- Opening Delimiter -

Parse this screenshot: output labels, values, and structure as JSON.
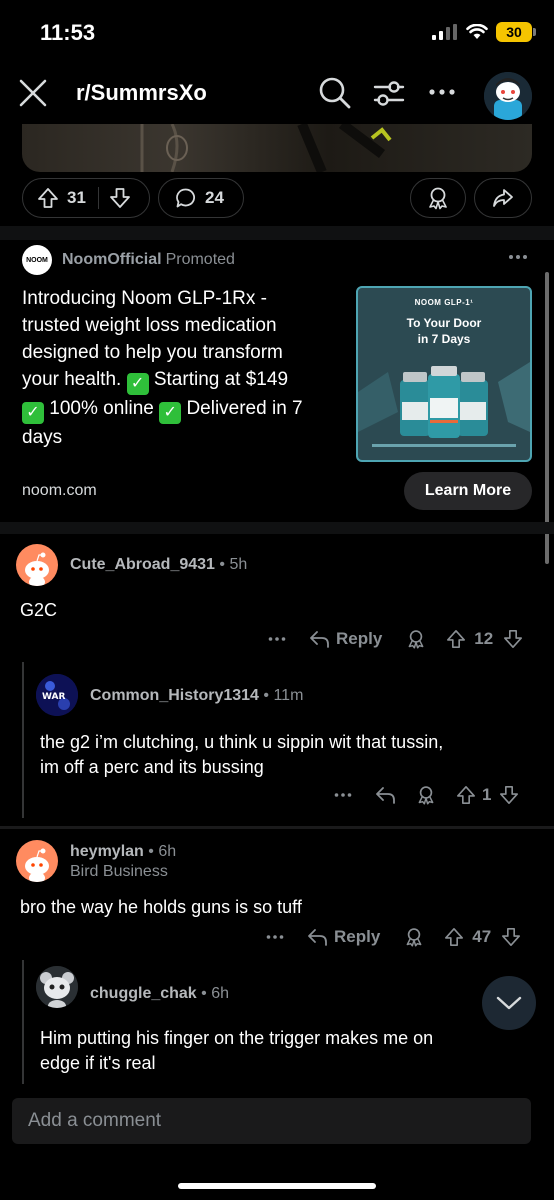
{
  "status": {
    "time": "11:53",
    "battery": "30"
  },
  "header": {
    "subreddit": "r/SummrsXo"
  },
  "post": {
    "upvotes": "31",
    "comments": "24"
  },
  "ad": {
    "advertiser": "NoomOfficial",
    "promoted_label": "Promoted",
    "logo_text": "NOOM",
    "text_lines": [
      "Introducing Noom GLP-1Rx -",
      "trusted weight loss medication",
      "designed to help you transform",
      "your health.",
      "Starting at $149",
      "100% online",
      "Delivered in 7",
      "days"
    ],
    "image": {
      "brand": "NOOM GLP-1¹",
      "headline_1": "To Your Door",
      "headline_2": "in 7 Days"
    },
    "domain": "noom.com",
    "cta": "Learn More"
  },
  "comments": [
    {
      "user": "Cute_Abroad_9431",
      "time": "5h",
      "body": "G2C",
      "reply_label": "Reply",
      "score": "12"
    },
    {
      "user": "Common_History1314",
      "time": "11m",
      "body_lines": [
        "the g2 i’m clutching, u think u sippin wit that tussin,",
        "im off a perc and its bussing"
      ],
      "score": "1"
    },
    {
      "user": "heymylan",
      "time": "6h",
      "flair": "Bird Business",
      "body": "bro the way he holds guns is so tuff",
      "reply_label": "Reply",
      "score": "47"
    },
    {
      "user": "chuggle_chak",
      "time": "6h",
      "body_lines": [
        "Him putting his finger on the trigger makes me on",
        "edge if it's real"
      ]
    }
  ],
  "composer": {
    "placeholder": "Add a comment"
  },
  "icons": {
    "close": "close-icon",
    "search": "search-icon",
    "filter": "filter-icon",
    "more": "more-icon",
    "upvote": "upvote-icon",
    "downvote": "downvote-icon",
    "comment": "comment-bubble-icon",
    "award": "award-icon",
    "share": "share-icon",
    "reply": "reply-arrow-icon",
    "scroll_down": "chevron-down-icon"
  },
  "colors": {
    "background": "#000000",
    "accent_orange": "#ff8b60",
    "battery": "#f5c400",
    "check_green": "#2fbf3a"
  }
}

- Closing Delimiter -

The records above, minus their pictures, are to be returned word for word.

COMPLETED EXERCISE:
Parse this screenshot: output labels, values, and structure as JSON.
{
  "status": {
    "time": "11:53",
    "battery": "30"
  },
  "header": {
    "subreddit": "r/SummrsXo"
  },
  "post": {
    "upvotes": "31",
    "comments": "24"
  },
  "ad": {
    "advertiser": "NoomOfficial",
    "promoted_label": "Promoted",
    "logo_text": "NOOM",
    "text_lines": [
      "Introducing Noom GLP-1Rx -",
      "trusted weight loss medication",
      "designed to help you transform",
      "your health.",
      "Starting at $149",
      "100% online",
      "Delivered in 7",
      "days"
    ],
    "image": {
      "brand": "NOOM GLP-1¹",
      "headline_1": "To Your Door",
      "headline_2": "in 7 Days"
    },
    "domain": "noom.com",
    "cta": "Learn More"
  },
  "comments": [
    {
      "user": "Cute_Abroad_9431",
      "time": "5h",
      "body": "G2C",
      "reply_label": "Reply",
      "score": "12"
    },
    {
      "user": "Common_History1314",
      "time": "11m",
      "body_lines": [
        "the g2 i’m clutching, u think u sippin wit that tussin,",
        "im off a perc and its bussing"
      ],
      "score": "1"
    },
    {
      "user": "heymylan",
      "time": "6h",
      "flair": "Bird Business",
      "body": "bro the way he holds guns is so tuff",
      "reply_label": "Reply",
      "score": "47"
    },
    {
      "user": "chuggle_chak",
      "time": "6h",
      "body_lines": [
        "Him putting his finger on the trigger makes me on",
        "edge if it's real"
      ]
    }
  ],
  "composer": {
    "placeholder": "Add a comment"
  },
  "icons": {
    "close": "close-icon",
    "search": "search-icon",
    "filter": "filter-icon",
    "more": "more-icon",
    "upvote": "upvote-icon",
    "downvote": "downvote-icon",
    "comment": "comment-bubble-icon",
    "award": "award-icon",
    "share": "share-icon",
    "reply": "reply-arrow-icon",
    "scroll_down": "chevron-down-icon"
  },
  "colors": {
    "background": "#000000",
    "accent_orange": "#ff8b60",
    "battery": "#f5c400",
    "check_green": "#2fbf3a"
  }
}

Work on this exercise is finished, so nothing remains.